§ EXERCISE:
Copy the result of filtering the entries below for lines that include the string "people".

§ INPUT MATERIAL:
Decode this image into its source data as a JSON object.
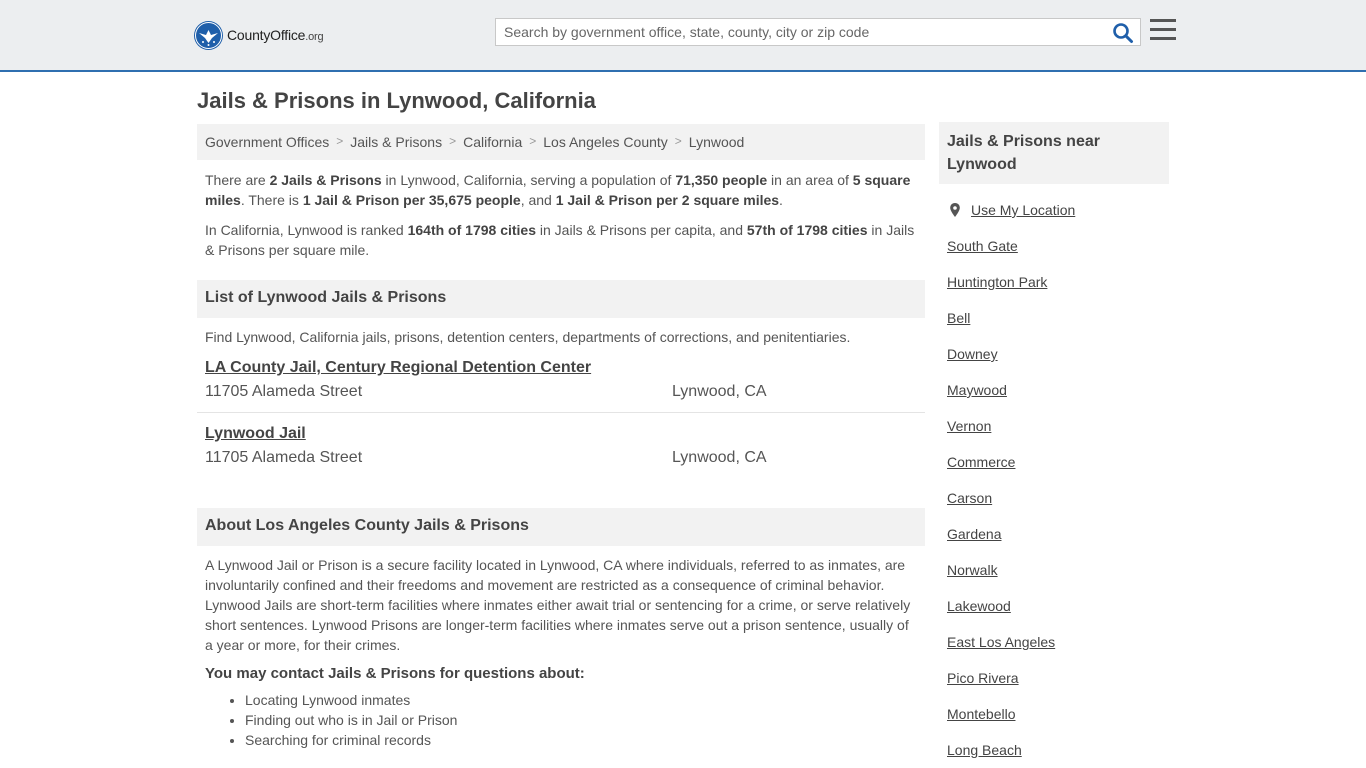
{
  "header": {
    "logo_main": "CountyOffice",
    "logo_tld": ".org",
    "search_placeholder": "Search by government office, state, county, city or zip code"
  },
  "page_title": "Jails & Prisons in Lynwood, California",
  "breadcrumbs": [
    "Government Offices",
    "Jails & Prisons",
    "California",
    "Los Angeles County",
    "Lynwood"
  ],
  "intro": {
    "p1": [
      {
        "t": "There are ",
        "b": false
      },
      {
        "t": "2 Jails & Prisons",
        "b": true
      },
      {
        "t": " in Lynwood, California, serving a population of ",
        "b": false
      },
      {
        "t": "71,350 people",
        "b": true
      },
      {
        "t": " in an area of ",
        "b": false
      },
      {
        "t": "5 square miles",
        "b": true
      },
      {
        "t": ". There is ",
        "b": false
      },
      {
        "t": "1 Jail & Prison per 35,675 people",
        "b": true
      },
      {
        "t": ", and ",
        "b": false
      },
      {
        "t": "1 Jail & Prison per 2 square miles",
        "b": true
      },
      {
        "t": ".",
        "b": false
      }
    ],
    "p2": [
      {
        "t": "In California, Lynwood is ranked ",
        "b": false
      },
      {
        "t": "164th of 1798 cities",
        "b": true
      },
      {
        "t": " in Jails & Prisons per capita, and ",
        "b": false
      },
      {
        "t": "57th of 1798 cities",
        "b": true
      },
      {
        "t": " in Jails & Prisons per square mile.",
        "b": false
      }
    ]
  },
  "list_section": {
    "heading": "List of Lynwood Jails & Prisons",
    "description": "Find Lynwood, California jails, prisons, detention centers, departments of corrections, and penitentiaries.",
    "listings": [
      {
        "name": "LA County Jail, Century Regional Detention Center",
        "address": "11705 Alameda Street",
        "city": "Lynwood, CA"
      },
      {
        "name": "Lynwood Jail",
        "address": "11705 Alameda Street",
        "city": "Lynwood, CA"
      }
    ]
  },
  "about_section": {
    "heading": "About Los Angeles County Jails & Prisons",
    "body": "A Lynwood Jail or Prison is a secure facility located in Lynwood, CA where individuals, referred to as inmates, are involuntarily confined and their freedoms and movement are restricted as a consequence of criminal behavior. Lynwood Jails are short-term facilities where inmates either await trial or sentencing for a crime, or serve relatively short sentences. Lynwood Prisons are longer-term facilities where inmates serve out a prison sentence, usually of a year or more, for their crimes.",
    "contact_heading": "You may contact Jails & Prisons for questions about:",
    "contact_items": [
      "Locating Lynwood inmates",
      "Finding out who is in Jail or Prison",
      "Searching for criminal records"
    ]
  },
  "sidebar": {
    "heading": "Jails & Prisons near Lynwood",
    "use_location": "Use My Location",
    "cities": [
      "South Gate",
      "Huntington Park",
      "Bell",
      "Downey",
      "Maywood",
      "Vernon",
      "Commerce",
      "Carson",
      "Gardena",
      "Norwalk",
      "Lakewood",
      "East Los Angeles",
      "Pico Rivera",
      "Montebello",
      "Long Beach"
    ]
  }
}
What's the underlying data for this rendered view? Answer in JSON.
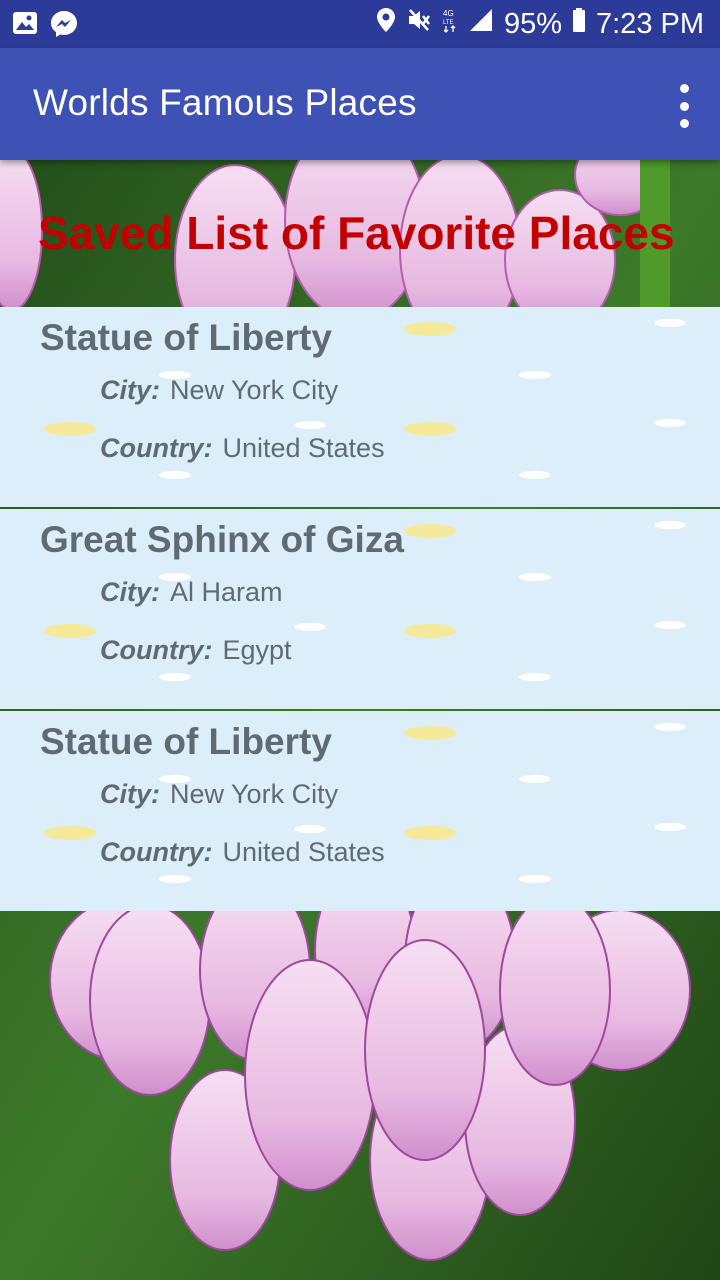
{
  "status_bar": {
    "battery": "95%",
    "time": "7:23 PM",
    "left_icons": [
      "image-icon",
      "messenger-icon"
    ],
    "right_icons": [
      "location-icon",
      "mute-icon",
      "data-4g-icon",
      "signal-icon",
      "battery-icon"
    ]
  },
  "app_bar": {
    "title": "Worlds Famous Places",
    "overflow_icon": "more-vert-icon"
  },
  "header": {
    "title": "Saved List of Favorite Places"
  },
  "places": [
    {
      "name": "Statue of Liberty",
      "city_label": "City:",
      "city": "New York City",
      "country_label": "Country:",
      "country": "United States"
    },
    {
      "name": "Great Sphinx of Giza",
      "city_label": "City:",
      "city": "Al Haram",
      "country_label": "Country:",
      "country": "Egypt"
    },
    {
      "name": "Statue of Liberty",
      "city_label": "City:",
      "city": "New York City",
      "country_label": "Country:",
      "country": "United States"
    }
  ],
  "colors": {
    "status_bar": "#2c3b98",
    "app_bar": "#3e51b5",
    "header_text": "#c30000",
    "card_bg": "#ddeefb",
    "card_text": "#5f6b73"
  }
}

§ PROBLEM SOLUTION:
        "t": "71,350 people",
        "t": "1 Jail & Prison per 35,675 people",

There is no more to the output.